**Exercise data**
+++++
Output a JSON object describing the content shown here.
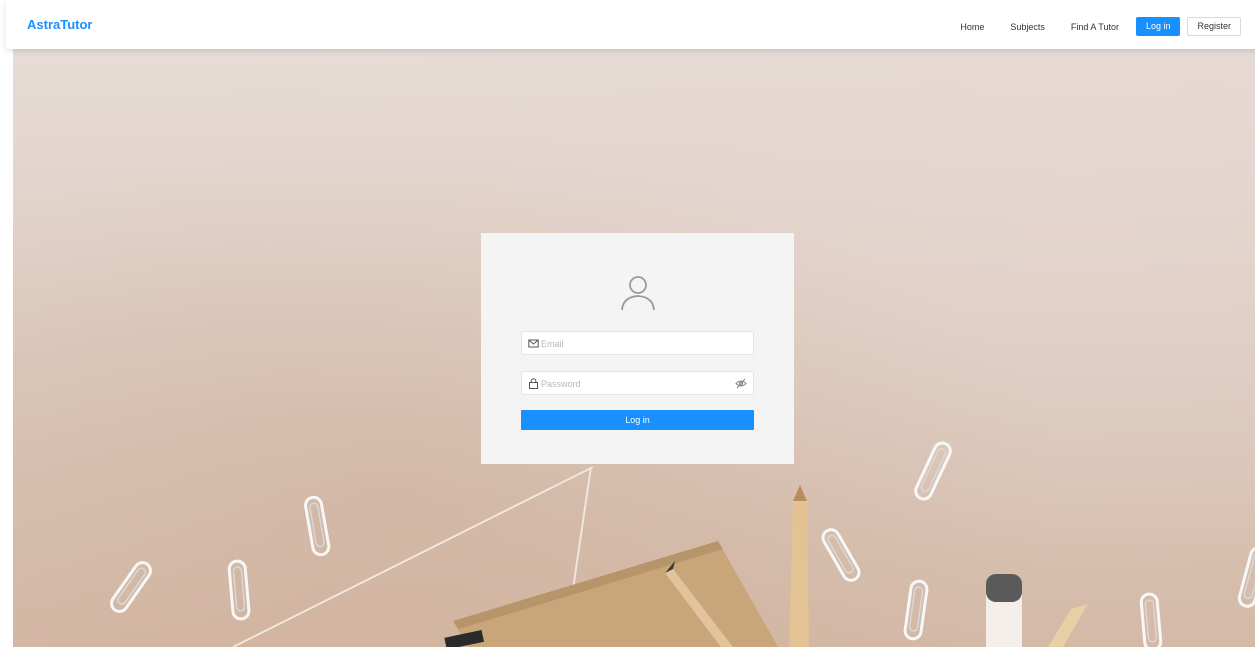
{
  "app": {
    "brand": "AstraTutor"
  },
  "nav": {
    "links": [
      {
        "label": "Home"
      },
      {
        "label": "Subjects"
      },
      {
        "label": "Find A Tutor"
      }
    ],
    "login_label": "Log in",
    "register_label": "Register"
  },
  "login_form": {
    "avatar_icon": "user-icon",
    "email": {
      "placeholder": "Email",
      "value": "",
      "icon": "mail-icon"
    },
    "password": {
      "placeholder": "Password",
      "value": "",
      "icon": "lock-icon",
      "toggle_icon": "eye-off-icon"
    },
    "submit_label": "Log in"
  },
  "colors": {
    "accent": "#1890ff",
    "card_bg": "#f4f4f4"
  }
}
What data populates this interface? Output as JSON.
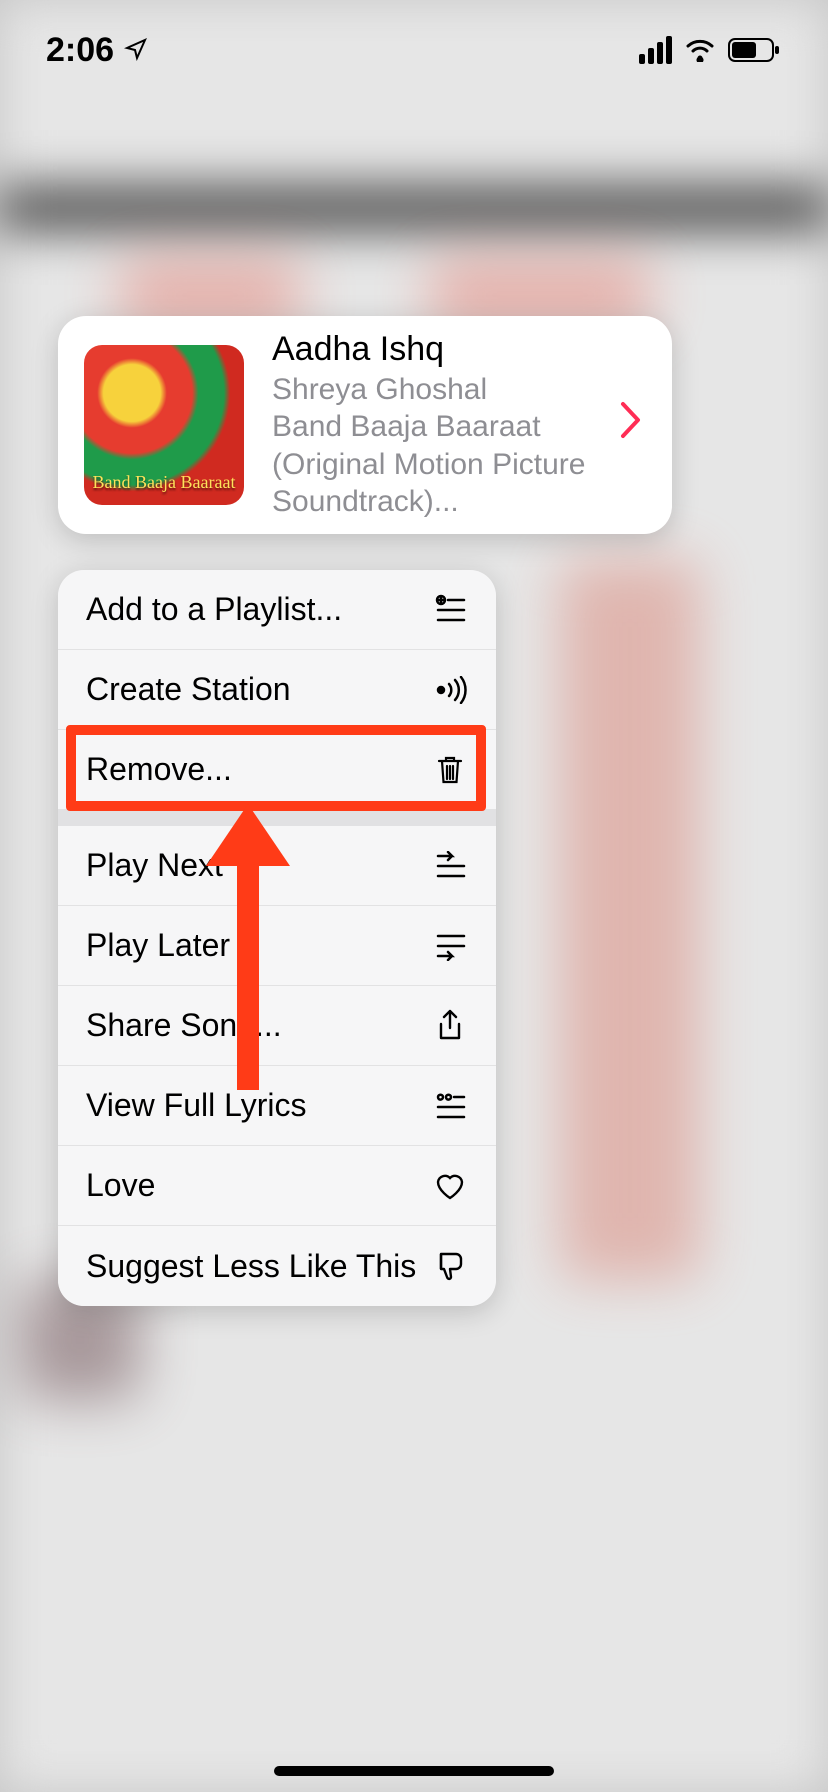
{
  "status": {
    "time": "2:06"
  },
  "song": {
    "title": "Aadha Ishq",
    "artist": "Shreya Ghoshal",
    "album": "Band Baaja Baaraat (Original Motion Picture Soundtrack)..."
  },
  "menu": {
    "add_to_playlist": "Add to a Playlist...",
    "create_station": "Create Station",
    "remove": "Remove...",
    "play_next": "Play Next",
    "play_later": "Play Later",
    "share_song": "Share Song...",
    "view_lyrics": "View Full Lyrics",
    "love": "Love",
    "suggest_less": "Suggest Less Like This"
  },
  "annotation": {
    "highlighted": "remove"
  }
}
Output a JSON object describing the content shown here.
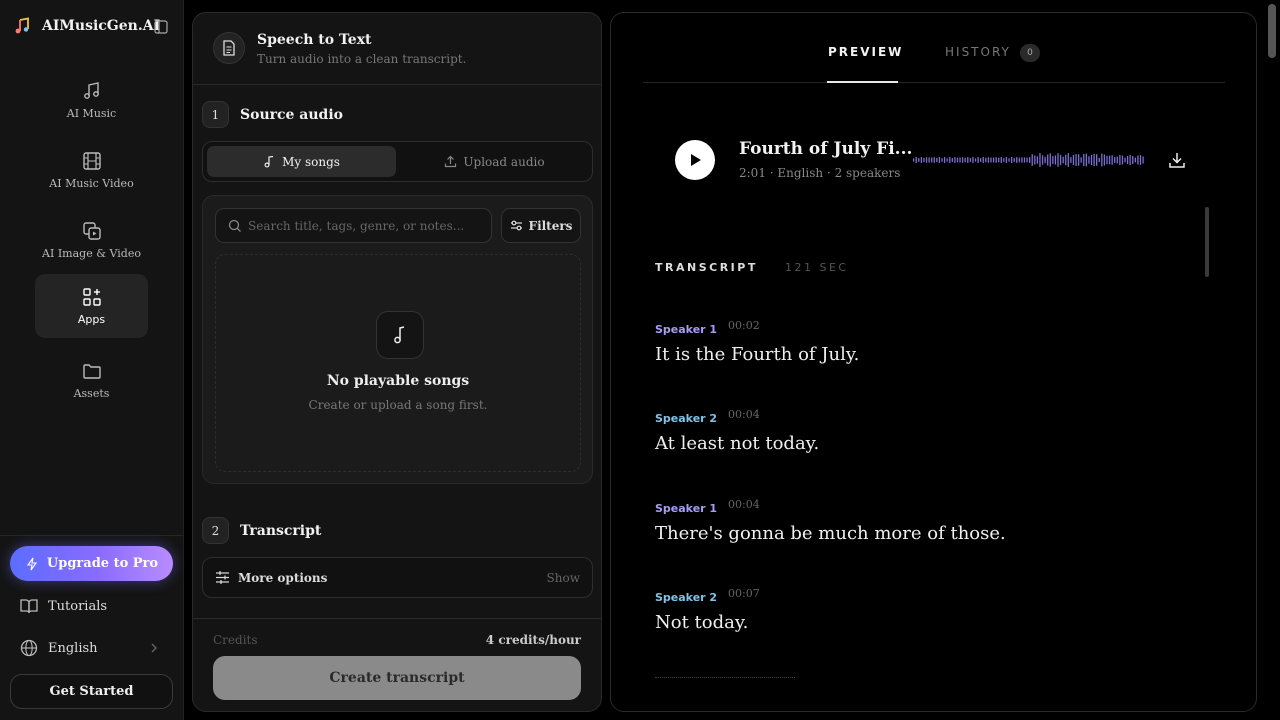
{
  "brand": {
    "name": "AIMusicGen.AI"
  },
  "nav": [
    {
      "label": "AI Music",
      "icon": "music-notes-icon"
    },
    {
      "label": "AI Music Video",
      "icon": "film-icon"
    },
    {
      "label": "AI Image & Video",
      "icon": "image-video-icon"
    },
    {
      "label": "Apps",
      "icon": "apps-grid-icon",
      "active": true
    },
    {
      "label": "Assets",
      "icon": "folder-icon"
    }
  ],
  "sidebar_bottom": {
    "upgrade": "Upgrade to Pro",
    "tutorials": "Tutorials",
    "language": "English",
    "get_started": "Get Started"
  },
  "tool": {
    "title": "Speech to Text",
    "subtitle": "Turn audio into a clean transcript."
  },
  "step1": {
    "number": "1",
    "label": "Source audio",
    "tabs": [
      "My songs",
      "Upload audio"
    ],
    "search_placeholder": "Search title, tags, genre, or notes...",
    "filters": "Filters",
    "empty_title": "No playable songs",
    "empty_text": "Create or upload a song first."
  },
  "step2": {
    "number": "2",
    "label": "Transcript",
    "more_options": "More options",
    "show": "Show"
  },
  "footer": {
    "credits_label": "Credits",
    "credits_value": "4 credits/hour",
    "create": "Create transcript"
  },
  "preview": {
    "tab_preview": "PREVIEW",
    "tab_history": "HISTORY",
    "history_count": "0",
    "track_title": "Fourth of July Fi...",
    "track_meta": "2:01 · English · 2 speakers",
    "transcript_label": "TRANSCRIPT",
    "transcript_seconds": "121 SEC",
    "segments": [
      {
        "speaker": "Speaker 1",
        "time": "00:02",
        "text": "It is the Fourth of July."
      },
      {
        "speaker": "Speaker 2",
        "time": "00:04",
        "text": "At least not today."
      },
      {
        "speaker": "Speaker 1",
        "time": "00:04",
        "text": "There's gonna be much more of those."
      },
      {
        "speaker": "Speaker 2",
        "time": "00:07",
        "text": "Not today."
      }
    ]
  },
  "colors": {
    "speaker1": "#a99cf5",
    "speaker2": "#7fc3e8",
    "accent_gradient_start": "#5b6dff",
    "accent_gradient_end": "#b98cff"
  }
}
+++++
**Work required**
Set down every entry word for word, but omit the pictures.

**Solution for this exercise**
Output a JSON object describing the content shown here.
{
  "app": {
    "brand": "AstraTutor"
  },
  "nav": {
    "links": [
      {
        "label": "Home"
      },
      {
        "label": "Subjects"
      },
      {
        "label": "Find A Tutor"
      }
    ],
    "login_label": "Log in",
    "register_label": "Register"
  },
  "login_form": {
    "avatar_icon": "user-icon",
    "email": {
      "placeholder": "Email",
      "value": "",
      "icon": "mail-icon"
    },
    "password": {
      "placeholder": "Password",
      "value": "",
      "icon": "lock-icon",
      "toggle_icon": "eye-off-icon"
    },
    "submit_label": "Log in"
  },
  "colors": {
    "accent": "#1890ff",
    "card_bg": "#f4f4f4"
  }
}
What data populates this interface? Output as JSON.
{
  "status": {
    "time": "2:06"
  },
  "song": {
    "title": "Aadha Ishq",
    "artist": "Shreya Ghoshal",
    "album": "Band Baaja Baaraat (Original Motion Picture Soundtrack)..."
  },
  "menu": {
    "add_to_playlist": "Add to a Playlist...",
    "create_station": "Create Station",
    "remove": "Remove...",
    "play_next": "Play Next",
    "play_later": "Play Later",
    "share_song": "Share Song...",
    "view_lyrics": "View Full Lyrics",
    "love": "Love",
    "suggest_less": "Suggest Less Like This"
  },
  "annotation": {
    "highlighted": "remove"
  }
}
Output a JSON object describing the content shown here.
{
  "brand": {
    "name": "AIMusicGen.AI"
  },
  "nav": [
    {
      "label": "AI Music",
      "icon": "music-notes-icon"
    },
    {
      "label": "AI Music Video",
      "icon": "film-icon"
    },
    {
      "label": "AI Image & Video",
      "icon": "image-video-icon"
    },
    {
      "label": "Apps",
      "icon": "apps-grid-icon",
      "active": true
    },
    {
      "label": "Assets",
      "icon": "folder-icon"
    }
  ],
  "sidebar_bottom": {
    "upgrade": "Upgrade to Pro",
    "tutorials": "Tutorials",
    "language": "English",
    "get_started": "Get Started"
  },
  "tool": {
    "title": "Speech to Text",
    "subtitle": "Turn audio into a clean transcript."
  },
  "step1": {
    "number": "1",
    "label": "Source audio",
    "tabs": [
      "My songs",
      "Upload audio"
    ],
    "search_placeholder": "Search title, tags, genre, or notes...",
    "filters": "Filters",
    "empty_title": "No playable songs",
    "empty_text": "Create or upload a song first."
  },
  "step2": {
    "number": "2",
    "label": "Transcript",
    "more_options": "More options",
    "show": "Show"
  },
  "footer": {
    "credits_label": "Credits",
    "credits_value": "4 credits/hour",
    "create": "Create transcript"
  },
  "preview": {
    "tab_preview": "PREVIEW",
    "tab_history": "HISTORY",
    "history_count": "0",
    "track_title": "Fourth of July Fi...",
    "track_meta": "2:01 · English · 2 speakers",
    "transcript_label": "TRANSCRIPT",
    "transcript_seconds": "121 SEC",
    "segments": [
      {
        "speaker": "Speaker 1",
        "time": "00:02",
        "text": "It is the Fourth of July."
      },
      {
        "speaker": "Speaker 2",
        "time": "00:04",
        "text": "At least not today."
      },
      {
        "speaker": "Speaker 1",
        "time": "00:04",
        "text": "There's gonna be much more of those."
      },
      {
        "speaker": "Speaker 2",
        "time": "00:07",
        "text": "Not today."
      }
    ]
  },
  "colors": {
    "speaker1": "#a99cf5",
    "speaker2": "#7fc3e8",
    "accent_gradient_start": "#5b6dff",
    "accent_gradient_end": "#b98cff"
  }
}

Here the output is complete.